EXERCISE DESCRIPTION:
Please report how many lines of the data include the word "Transfer", with the number as the entire reply.

INPUT DATA:

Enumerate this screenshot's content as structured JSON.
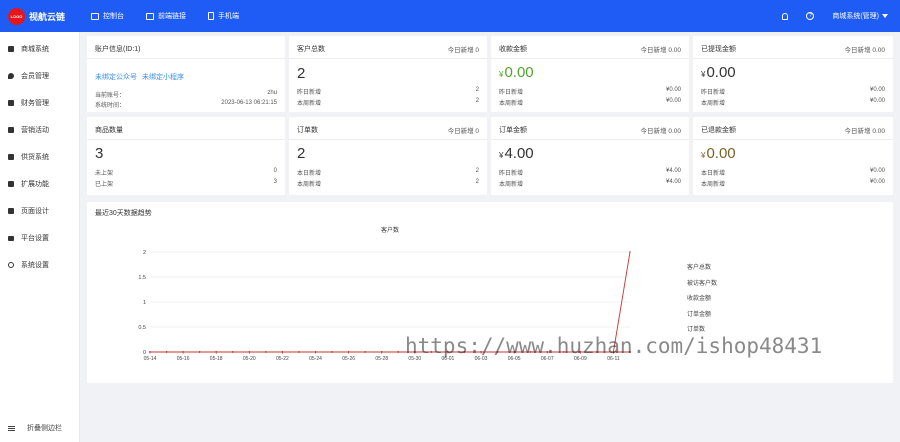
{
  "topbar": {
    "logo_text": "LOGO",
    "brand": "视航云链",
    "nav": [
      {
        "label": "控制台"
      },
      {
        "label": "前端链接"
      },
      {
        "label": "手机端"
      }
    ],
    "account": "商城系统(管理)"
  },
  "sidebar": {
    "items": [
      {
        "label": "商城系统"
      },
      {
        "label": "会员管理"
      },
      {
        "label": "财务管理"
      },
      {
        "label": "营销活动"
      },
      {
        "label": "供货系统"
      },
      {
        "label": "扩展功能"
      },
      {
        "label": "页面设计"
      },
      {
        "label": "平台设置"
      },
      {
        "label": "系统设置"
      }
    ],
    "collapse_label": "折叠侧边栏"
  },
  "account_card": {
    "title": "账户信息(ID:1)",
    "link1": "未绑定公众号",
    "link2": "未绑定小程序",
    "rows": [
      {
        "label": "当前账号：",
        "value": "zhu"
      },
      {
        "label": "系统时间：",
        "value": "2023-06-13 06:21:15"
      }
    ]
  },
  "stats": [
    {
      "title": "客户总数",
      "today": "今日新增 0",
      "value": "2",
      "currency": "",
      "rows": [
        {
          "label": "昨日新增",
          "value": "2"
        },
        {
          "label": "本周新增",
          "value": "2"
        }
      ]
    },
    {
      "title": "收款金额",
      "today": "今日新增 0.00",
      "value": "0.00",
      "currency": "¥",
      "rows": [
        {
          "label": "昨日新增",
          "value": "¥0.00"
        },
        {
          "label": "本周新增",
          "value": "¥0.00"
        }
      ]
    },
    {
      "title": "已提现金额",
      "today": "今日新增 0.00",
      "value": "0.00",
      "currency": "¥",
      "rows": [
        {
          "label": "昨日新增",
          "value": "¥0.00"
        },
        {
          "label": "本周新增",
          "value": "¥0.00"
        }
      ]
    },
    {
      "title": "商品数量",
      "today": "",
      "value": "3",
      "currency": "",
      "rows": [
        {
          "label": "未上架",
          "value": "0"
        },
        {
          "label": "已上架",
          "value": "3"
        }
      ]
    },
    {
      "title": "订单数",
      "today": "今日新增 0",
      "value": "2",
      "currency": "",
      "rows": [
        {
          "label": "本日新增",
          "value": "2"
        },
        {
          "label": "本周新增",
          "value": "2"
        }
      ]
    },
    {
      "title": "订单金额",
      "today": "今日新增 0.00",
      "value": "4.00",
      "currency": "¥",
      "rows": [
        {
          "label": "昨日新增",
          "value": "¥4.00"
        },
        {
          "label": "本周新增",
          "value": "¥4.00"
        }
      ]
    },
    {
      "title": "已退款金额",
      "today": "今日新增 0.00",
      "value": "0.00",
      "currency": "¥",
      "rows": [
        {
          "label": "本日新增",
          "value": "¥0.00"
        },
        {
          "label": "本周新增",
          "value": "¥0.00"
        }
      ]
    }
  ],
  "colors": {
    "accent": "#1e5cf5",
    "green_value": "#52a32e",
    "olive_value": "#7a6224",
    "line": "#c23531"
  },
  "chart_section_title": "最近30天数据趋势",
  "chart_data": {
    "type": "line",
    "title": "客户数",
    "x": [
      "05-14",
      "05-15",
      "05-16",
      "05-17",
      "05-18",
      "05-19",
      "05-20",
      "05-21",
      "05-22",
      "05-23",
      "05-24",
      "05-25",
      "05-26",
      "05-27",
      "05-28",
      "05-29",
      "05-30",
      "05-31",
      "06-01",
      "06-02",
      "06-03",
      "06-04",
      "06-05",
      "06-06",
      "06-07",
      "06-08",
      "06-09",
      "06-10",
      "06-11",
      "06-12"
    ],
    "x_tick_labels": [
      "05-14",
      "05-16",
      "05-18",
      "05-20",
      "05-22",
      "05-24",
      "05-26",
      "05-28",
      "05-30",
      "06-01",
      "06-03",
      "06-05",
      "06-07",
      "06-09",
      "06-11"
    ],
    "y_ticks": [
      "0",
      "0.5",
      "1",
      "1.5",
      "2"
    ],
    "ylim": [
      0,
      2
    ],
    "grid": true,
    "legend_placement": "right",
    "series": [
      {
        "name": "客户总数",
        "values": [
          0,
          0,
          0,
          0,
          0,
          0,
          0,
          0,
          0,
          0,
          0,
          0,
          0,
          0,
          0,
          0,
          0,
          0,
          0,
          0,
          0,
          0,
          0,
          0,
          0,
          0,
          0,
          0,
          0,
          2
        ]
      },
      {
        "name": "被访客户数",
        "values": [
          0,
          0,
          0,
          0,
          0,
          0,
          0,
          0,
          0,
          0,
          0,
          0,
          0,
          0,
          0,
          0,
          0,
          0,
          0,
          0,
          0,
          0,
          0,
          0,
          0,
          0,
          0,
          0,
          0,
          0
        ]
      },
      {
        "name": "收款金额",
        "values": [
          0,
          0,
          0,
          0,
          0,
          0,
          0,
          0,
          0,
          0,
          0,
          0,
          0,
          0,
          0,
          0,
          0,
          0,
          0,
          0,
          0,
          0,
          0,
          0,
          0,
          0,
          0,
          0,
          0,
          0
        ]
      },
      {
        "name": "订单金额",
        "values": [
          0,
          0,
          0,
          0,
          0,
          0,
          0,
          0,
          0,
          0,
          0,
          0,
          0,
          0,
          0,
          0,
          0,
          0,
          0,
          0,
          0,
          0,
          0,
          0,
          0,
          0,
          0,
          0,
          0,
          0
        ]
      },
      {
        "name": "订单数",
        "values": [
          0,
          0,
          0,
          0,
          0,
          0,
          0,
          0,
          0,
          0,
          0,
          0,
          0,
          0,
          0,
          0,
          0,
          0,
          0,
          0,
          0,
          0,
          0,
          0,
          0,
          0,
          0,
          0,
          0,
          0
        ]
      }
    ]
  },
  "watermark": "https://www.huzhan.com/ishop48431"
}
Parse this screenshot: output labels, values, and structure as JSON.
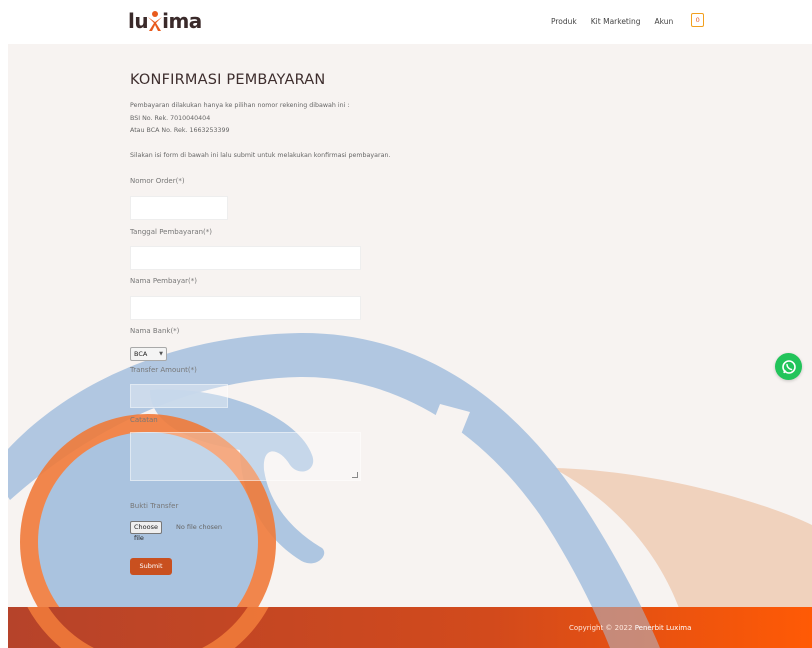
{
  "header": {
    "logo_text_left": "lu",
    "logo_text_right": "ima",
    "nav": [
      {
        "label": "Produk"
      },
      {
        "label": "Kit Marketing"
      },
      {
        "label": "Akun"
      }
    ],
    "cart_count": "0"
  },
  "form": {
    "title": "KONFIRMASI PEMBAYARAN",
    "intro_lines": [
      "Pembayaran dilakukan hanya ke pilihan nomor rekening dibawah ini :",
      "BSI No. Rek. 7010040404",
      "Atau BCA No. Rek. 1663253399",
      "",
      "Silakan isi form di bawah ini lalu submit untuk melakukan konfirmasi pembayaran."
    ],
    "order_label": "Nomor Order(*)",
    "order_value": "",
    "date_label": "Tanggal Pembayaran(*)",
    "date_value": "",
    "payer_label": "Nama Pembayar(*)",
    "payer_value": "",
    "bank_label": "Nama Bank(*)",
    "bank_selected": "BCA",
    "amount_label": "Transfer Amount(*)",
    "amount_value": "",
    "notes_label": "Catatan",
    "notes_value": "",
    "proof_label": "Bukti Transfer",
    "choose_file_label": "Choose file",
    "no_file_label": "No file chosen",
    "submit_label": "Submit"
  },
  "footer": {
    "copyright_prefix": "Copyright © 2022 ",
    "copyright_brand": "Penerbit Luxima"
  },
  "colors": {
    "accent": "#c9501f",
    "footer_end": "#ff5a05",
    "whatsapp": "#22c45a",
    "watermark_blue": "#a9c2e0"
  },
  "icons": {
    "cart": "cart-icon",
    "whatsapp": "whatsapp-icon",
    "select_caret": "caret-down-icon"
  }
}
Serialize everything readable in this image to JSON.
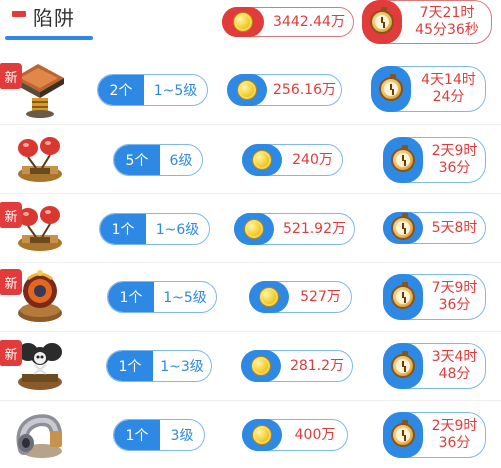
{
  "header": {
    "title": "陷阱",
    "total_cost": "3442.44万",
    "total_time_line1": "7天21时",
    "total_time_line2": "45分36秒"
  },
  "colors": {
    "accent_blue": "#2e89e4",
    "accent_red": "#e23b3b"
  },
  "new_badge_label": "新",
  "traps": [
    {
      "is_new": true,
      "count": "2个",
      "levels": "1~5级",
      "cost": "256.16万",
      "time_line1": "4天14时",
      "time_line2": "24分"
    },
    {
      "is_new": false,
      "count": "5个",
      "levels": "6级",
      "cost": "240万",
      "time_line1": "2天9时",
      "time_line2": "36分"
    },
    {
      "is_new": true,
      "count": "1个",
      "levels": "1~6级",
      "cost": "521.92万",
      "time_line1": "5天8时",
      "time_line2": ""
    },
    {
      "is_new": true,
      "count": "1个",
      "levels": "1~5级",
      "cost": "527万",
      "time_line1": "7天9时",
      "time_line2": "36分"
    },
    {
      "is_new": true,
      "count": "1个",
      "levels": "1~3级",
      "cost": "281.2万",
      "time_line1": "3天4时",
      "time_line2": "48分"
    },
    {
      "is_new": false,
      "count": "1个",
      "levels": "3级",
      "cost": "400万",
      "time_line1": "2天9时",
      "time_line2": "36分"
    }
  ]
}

ANSWER BELOW:
2